Generally, a standard homeowners insurance policy protects the following:
-The physical structure of your home
-Structures on your property (storage sheds, pools, boathouses, etc.)
-Your personal property and belongings inside your home, up to specified limits
-Your liability or legal responsibility for any injuries and property damage you or your family members cause to other people
-Injuries to your household pets while inside your home
-Additional living expenses if a fire or other insured disaster leaves you temporarily unable to live in your home.
Often, for an additional fee, you can select optional homeowners insurance coverages, including:
-Higher limits of liability for property damage or bodily injury
-Replacement cost for personal property
-Protection for valuables (jewelry, watches, fur, etc.)
-Additional coverage for electronics or computer equipment.
To make shopping for the right homeowners insurance policy easier, take an inventory of what you own to decide what level of coverage makes you comfortable. Once you know your coverage level, get a homeowners insurance quote and choose the policy that's right for you.
What about townhouses?
If you own a townhouse, you can insure it with a homeowners insurance policy or an association master policy, depending on your situation. Some townhouse associations have master policies, in which case you should purchase a tenant homeowners insurance policy to insure your personal property. Other townhouse associations do not have master policies, which is when you should purchase a homeowners insurance policy for your unit. Check with your association to determine which type of policy you should purchase for your townhouse.
You generally have three options to choose from when deciding how much home insurance you need, and each of these options provides a different level of coverage for your home:
Actual Cash Value - Pays for the cost to replace damaged property while factoring in depreciation amounts. For home insurance policies, Actual Cash Value applies unless a policy states that Replacement Cost or Guaranteed Replacement Cost has been chosen.
Replacement Cost - Pays for the cost to replace damaged property without factoring in deductions for depreciation, but payment is limited to a maximum dollar amount.

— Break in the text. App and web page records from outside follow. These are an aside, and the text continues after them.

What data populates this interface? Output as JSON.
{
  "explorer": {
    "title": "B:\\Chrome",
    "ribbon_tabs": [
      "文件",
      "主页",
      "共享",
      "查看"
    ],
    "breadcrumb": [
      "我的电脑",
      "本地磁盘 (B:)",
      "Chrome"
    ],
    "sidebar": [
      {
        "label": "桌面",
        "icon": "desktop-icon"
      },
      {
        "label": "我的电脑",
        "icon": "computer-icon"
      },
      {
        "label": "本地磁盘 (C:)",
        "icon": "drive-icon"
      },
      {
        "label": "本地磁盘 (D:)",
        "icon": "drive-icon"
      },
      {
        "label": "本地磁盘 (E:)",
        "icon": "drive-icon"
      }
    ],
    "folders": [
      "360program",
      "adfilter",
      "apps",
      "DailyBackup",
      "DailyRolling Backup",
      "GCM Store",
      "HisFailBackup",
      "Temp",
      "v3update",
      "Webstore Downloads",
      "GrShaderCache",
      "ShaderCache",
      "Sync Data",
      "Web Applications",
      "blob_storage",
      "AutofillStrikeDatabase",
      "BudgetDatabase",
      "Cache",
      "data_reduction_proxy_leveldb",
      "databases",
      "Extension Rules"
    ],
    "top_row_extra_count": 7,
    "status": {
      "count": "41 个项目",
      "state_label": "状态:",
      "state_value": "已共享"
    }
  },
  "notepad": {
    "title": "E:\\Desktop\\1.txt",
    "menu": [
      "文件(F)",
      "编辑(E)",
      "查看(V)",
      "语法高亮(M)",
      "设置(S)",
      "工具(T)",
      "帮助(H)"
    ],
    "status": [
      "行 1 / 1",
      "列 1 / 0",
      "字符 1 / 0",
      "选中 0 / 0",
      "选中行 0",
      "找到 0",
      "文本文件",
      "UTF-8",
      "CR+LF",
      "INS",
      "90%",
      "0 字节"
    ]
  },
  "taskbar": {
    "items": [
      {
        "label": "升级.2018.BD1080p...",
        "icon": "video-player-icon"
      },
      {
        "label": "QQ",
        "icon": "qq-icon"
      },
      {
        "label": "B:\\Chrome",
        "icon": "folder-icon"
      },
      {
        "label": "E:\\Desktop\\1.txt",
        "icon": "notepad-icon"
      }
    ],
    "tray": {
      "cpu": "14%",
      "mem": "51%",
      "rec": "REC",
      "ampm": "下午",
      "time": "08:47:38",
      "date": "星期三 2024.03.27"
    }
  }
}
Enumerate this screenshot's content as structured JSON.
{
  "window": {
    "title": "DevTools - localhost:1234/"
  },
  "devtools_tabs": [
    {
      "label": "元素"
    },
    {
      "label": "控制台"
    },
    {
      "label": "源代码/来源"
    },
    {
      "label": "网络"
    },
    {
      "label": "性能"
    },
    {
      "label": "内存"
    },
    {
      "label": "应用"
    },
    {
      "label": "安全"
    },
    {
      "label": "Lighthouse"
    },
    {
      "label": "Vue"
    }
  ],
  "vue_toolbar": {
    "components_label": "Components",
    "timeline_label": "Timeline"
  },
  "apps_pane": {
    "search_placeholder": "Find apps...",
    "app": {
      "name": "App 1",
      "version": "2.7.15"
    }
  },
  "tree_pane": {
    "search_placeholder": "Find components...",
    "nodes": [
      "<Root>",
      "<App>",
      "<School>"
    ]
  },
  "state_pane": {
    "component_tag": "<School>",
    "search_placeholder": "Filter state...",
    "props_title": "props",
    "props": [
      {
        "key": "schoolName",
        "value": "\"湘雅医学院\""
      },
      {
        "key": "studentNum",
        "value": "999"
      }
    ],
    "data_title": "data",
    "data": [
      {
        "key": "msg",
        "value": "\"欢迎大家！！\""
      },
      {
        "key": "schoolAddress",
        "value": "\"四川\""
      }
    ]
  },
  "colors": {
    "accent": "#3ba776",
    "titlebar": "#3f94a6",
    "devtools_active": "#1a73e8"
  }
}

Guaranteed Replacement Cost - Pays the full cost of replacing damaged property, with no deduction for depreciation and no dollar limit. Guaranteed Replacement Cost is not available in all states, and most companies limit the coverage to 120 percent of the cost to rebuild your home. Allowing for this amount protects you in cases of increased construction costs or other building-related fees due to inflation.
You can determine a rough estimate of what it would cost to rebuild your home by following this equation:
Local building costs per square foot x Total square footage of your home = Cost to rebuild your home.
Your local builders association or a real estate appraiser can provide you with local building costs for your estimate.
What factors can affect homeowners insurance premiums?
The following factors can affect your homeowners insurance premium:
Home Features and Characteristics - Your home's age, type of structure, wiring, roof, garage, etc., can affect your homeowners insurance premium. Older homes can often cost more to insure, and those costs can differ depending on whether your home is brick, frame, stone or has synthetic siding.
Location - Where your home is located can change your homeowners insurance premium. For instance, your home insurance rate can be affected if your home is in close proximity to a fire station; is exposed to extreme weather, such as hurricanes, tornadoes or earthquakes; or is in a neighborhood more prone to theft.
Protective Devices - Burglar alarm systems, smoke detectors, fire extinguishers, sprinkler systems and deadbolt locks can lower your homeowners insurance premium.
Personal Factors - What you do can affect your homeowners insurance premium, too. For instance, smokers may pay more for home insurance than nonsmokers. A good credit history also can lower what you pay for home insurance.
Claims History - If you have a history of claims on a homeowners insurance policy, you may pay a higher premium.